• Exercise objective: The reply must reproduce each line below exactly.

• Provided information:
════════

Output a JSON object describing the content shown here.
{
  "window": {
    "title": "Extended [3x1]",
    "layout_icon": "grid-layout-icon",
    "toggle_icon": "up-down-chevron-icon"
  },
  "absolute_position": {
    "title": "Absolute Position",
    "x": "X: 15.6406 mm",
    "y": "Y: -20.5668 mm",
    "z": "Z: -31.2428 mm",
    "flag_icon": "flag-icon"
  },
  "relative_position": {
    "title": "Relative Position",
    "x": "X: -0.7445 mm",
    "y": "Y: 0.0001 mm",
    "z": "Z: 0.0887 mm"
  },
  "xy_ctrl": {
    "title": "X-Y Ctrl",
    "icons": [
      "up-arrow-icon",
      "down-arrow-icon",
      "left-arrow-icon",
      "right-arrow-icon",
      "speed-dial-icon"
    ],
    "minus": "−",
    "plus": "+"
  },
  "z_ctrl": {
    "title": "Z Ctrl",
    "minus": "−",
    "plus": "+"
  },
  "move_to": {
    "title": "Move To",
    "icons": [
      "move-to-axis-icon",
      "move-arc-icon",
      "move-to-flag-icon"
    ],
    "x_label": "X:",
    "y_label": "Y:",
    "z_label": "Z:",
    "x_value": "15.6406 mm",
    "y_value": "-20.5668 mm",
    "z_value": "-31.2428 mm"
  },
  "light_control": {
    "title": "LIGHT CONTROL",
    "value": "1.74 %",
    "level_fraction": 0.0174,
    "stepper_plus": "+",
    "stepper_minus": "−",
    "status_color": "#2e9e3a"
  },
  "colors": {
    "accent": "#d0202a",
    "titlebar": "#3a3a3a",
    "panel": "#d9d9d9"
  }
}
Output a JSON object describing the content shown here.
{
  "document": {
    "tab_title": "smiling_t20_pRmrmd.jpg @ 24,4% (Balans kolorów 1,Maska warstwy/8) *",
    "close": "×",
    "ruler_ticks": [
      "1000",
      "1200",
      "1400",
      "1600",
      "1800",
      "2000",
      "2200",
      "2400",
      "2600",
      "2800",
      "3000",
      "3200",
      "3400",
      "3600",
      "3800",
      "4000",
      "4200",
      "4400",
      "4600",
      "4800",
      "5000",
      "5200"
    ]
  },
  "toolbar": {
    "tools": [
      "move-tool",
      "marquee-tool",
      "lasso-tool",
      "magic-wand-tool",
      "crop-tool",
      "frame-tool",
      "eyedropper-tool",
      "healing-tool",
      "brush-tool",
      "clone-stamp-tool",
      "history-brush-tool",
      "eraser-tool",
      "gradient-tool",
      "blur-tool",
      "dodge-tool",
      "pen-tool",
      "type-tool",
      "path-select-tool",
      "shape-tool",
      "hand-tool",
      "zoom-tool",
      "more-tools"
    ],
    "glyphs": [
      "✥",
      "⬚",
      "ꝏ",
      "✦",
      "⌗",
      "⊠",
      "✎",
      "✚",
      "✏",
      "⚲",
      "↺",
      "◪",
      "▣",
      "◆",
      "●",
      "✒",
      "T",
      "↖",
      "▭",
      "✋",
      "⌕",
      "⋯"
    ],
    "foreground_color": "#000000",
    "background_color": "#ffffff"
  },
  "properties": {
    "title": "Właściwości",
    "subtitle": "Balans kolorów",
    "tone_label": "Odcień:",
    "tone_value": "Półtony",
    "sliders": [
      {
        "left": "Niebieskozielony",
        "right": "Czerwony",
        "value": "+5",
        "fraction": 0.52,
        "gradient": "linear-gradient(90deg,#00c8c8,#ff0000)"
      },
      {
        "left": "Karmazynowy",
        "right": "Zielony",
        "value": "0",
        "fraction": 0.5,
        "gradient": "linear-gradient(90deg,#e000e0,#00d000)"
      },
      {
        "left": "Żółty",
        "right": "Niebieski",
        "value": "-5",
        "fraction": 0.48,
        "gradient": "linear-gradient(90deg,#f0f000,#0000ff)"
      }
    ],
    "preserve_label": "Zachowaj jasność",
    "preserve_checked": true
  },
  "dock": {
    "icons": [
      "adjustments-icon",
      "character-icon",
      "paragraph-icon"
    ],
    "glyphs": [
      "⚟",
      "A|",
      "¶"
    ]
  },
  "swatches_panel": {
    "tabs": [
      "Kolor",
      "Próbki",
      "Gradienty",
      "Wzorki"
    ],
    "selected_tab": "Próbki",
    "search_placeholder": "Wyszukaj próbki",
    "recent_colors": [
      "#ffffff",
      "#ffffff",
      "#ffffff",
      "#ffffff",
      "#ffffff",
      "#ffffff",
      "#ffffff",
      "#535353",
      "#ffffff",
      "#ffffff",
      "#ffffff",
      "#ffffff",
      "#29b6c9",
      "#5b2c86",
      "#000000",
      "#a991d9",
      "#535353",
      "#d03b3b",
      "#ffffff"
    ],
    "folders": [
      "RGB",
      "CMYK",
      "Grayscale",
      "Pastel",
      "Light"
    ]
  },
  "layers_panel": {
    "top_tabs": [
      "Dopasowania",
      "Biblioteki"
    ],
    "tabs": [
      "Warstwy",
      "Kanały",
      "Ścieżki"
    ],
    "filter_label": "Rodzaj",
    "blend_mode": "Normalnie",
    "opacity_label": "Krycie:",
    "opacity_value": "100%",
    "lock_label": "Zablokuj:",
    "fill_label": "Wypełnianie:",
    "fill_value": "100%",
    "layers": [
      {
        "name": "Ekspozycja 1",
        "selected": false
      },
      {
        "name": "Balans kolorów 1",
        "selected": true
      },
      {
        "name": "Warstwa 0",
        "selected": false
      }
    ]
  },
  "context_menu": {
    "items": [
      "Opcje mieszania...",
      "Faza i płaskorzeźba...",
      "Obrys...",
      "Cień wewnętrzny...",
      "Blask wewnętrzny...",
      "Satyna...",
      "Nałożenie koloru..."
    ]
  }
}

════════

• Answer section:
Output a JSON object describing the content shown here.
{
  "window": {
    "title": "Extended [3x1]",
    "layout_icon": "grid-layout-icon",
    "toggle_icon": "up-down-chevron-icon"
  },
  "absolute_position": {
    "title": "Absolute Position",
    "x": "X: 15.6406 mm",
    "y": "Y: -20.5668 mm",
    "z": "Z: -31.2428 mm",
    "flag_icon": "flag-icon"
  },
  "relative_position": {
    "title": "Relative Position",
    "x": "X: -0.7445 mm",
    "y": "Y: 0.0001 mm",
    "z": "Z: 0.0887 mm"
  },
  "xy_ctrl": {
    "title": "X-Y Ctrl",
    "icons": [
      "up-arrow-icon",
      "down-arrow-icon",
      "left-arrow-icon",
      "right-arrow-icon",
      "speed-dial-icon"
    ],
    "minus": "−",
    "plus": "+"
  },
  "z_ctrl": {
    "title": "Z Ctrl",
    "minus": "−",
    "plus": "+"
  },
  "move_to": {
    "title": "Move To",
    "icons": [
      "move-to-axis-icon",
      "move-arc-icon",
      "move-to-flag-icon"
    ],
    "x_label": "X:",
    "y_label": "Y:",
    "z_label": "Z:",
    "x_value": "15.6406 mm",
    "y_value": "-20.5668 mm",
    "z_value": "-31.2428 mm"
  },
  "light_control": {
    "title": "LIGHT CONTROL",
    "value": "1.74 %",
    "level_fraction": 0.0174,
    "stepper_plus": "+",
    "stepper_minus": "−",
    "status_color": "#2e9e3a"
  },
  "colors": {
    "accent": "#d0202a",
    "titlebar": "#3a3a3a",
    "panel": "#d9d9d9"
  }
}
Output a JSON object describing the content shown here.
{
  "document": {
    "tab_title": "smiling_t20_pRmrmd.jpg @ 24,4% (Balans kolorów 1,Maska warstwy/8) *",
    "close": "×",
    "ruler_ticks": [
      "1000",
      "1200",
      "1400",
      "1600",
      "1800",
      "2000",
      "2200",
      "2400",
      "2600",
      "2800",
      "3000",
      "3200",
      "3400",
      "3600",
      "3800",
      "4000",
      "4200",
      "4400",
      "4600",
      "4800",
      "5000",
      "5200"
    ]
  },
  "toolbar": {
    "tools": [
      "move-tool",
      "marquee-tool",
      "lasso-tool",
      "magic-wand-tool",
      "crop-tool",
      "frame-tool",
      "eyedropper-tool",
      "healing-tool",
      "brush-tool",
      "clone-stamp-tool",
      "history-brush-tool",
      "eraser-tool",
      "gradient-tool",
      "blur-tool",
      "dodge-tool",
      "pen-tool",
      "type-tool",
      "path-select-tool",
      "shape-tool",
      "hand-tool",
      "zoom-tool",
      "more-tools"
    ],
    "glyphs": [
      "✥",
      "⬚",
      "ꝏ",
      "✦",
      "⌗",
      "⊠",
      "✎",
      "✚",
      "✏",
      "⚲",
      "↺",
      "◪",
      "▣",
      "◆",
      "●",
      "✒",
      "T",
      "↖",
      "▭",
      "✋",
      "⌕",
      "⋯"
    ],
    "foreground_color": "#000000",
    "background_color": "#ffffff"
  },
  "properties": {
    "title": "Właściwości",
    "subtitle": "Balans kolorów",
    "tone_label": "Odcień:",
    "tone_value": "Półtony",
    "sliders": [
      {
        "left": "Niebieskozielony",
        "right": "Czerwony",
        "value": "+5",
        "fraction": 0.52,
        "gradient": "linear-gradient(90deg,#00c8c8,#ff0000)"
      },
      {
        "left": "Karmazynowy",
        "right": "Zielony",
        "value": "0",
        "fraction": 0.5,
        "gradient": "linear-gradient(90deg,#e000e0,#00d000)"
      },
      {
        "left": "Żółty",
        "right": "Niebieski",
        "value": "-5",
        "fraction": 0.48,
        "gradient": "linear-gradient(90deg,#f0f000,#0000ff)"
      }
    ],
    "preserve_label": "Zachowaj jasność",
    "preserve_checked": true
  },
  "dock": {
    "icons": [
      "adjustments-icon",
      "character-icon",
      "paragraph-icon"
    ],
    "glyphs": [
      "⚟",
      "A|",
      "¶"
    ]
  },
  "swatches_panel": {
    "tabs": [
      "Kolor",
      "Próbki",
      "Gradienty",
      "Wzorki"
    ],
    "selected_tab": "Próbki",
    "search_placeholder": "Wyszukaj próbki",
    "recent_colors": [
      "#ffffff",
      "#ffffff",
      "#ffffff",
      "#ffffff",
      "#ffffff",
      "#ffffff",
      "#ffffff",
      "#535353",
      "#ffffff",
      "#ffffff",
      "#ffffff",
      "#ffffff",
      "#29b6c9",
      "#5b2c86",
      "#000000",
      "#a991d9",
      "#535353",
      "#d03b3b",
      "#ffffff"
    ],
    "folders": [
      "RGB",
      "CMYK",
      "Grayscale",
      "Pastel",
      "Light"
    ]
  },
  "layers_panel": {
    "top_tabs": [
      "Dopasowania",
      "Biblioteki"
    ],
    "tabs": [
      "Warstwy",
      "Kanały",
      "Ścieżki"
    ],
    "filter_label": "Rodzaj",
    "blend_mode": "Normalnie",
    "opacity_label": "Krycie:",
    "opacity_value": "100%",
    "lock_label": "Zablokuj:",
    "fill_label": "Wypełnianie:",
    "fill_value": "100%",
    "layers": [
      {
        "name": "Ekspozycja 1",
        "selected": false
      },
      {
        "name": "Balans kolorów 1",
        "selected": true
      },
      {
        "name": "Warstwa 0",
        "selected": false
      }
    ]
  },
  "context_menu": {
    "items": [
      "Opcje mieszania...",
      "Faza i płaskorzeźba...",
      "Obrys...",
      "Cień wewnętrzny...",
      "Blask wewnętrzny...",
      "Satyna...",
      "Nałożenie koloru..."
    ]
  }
}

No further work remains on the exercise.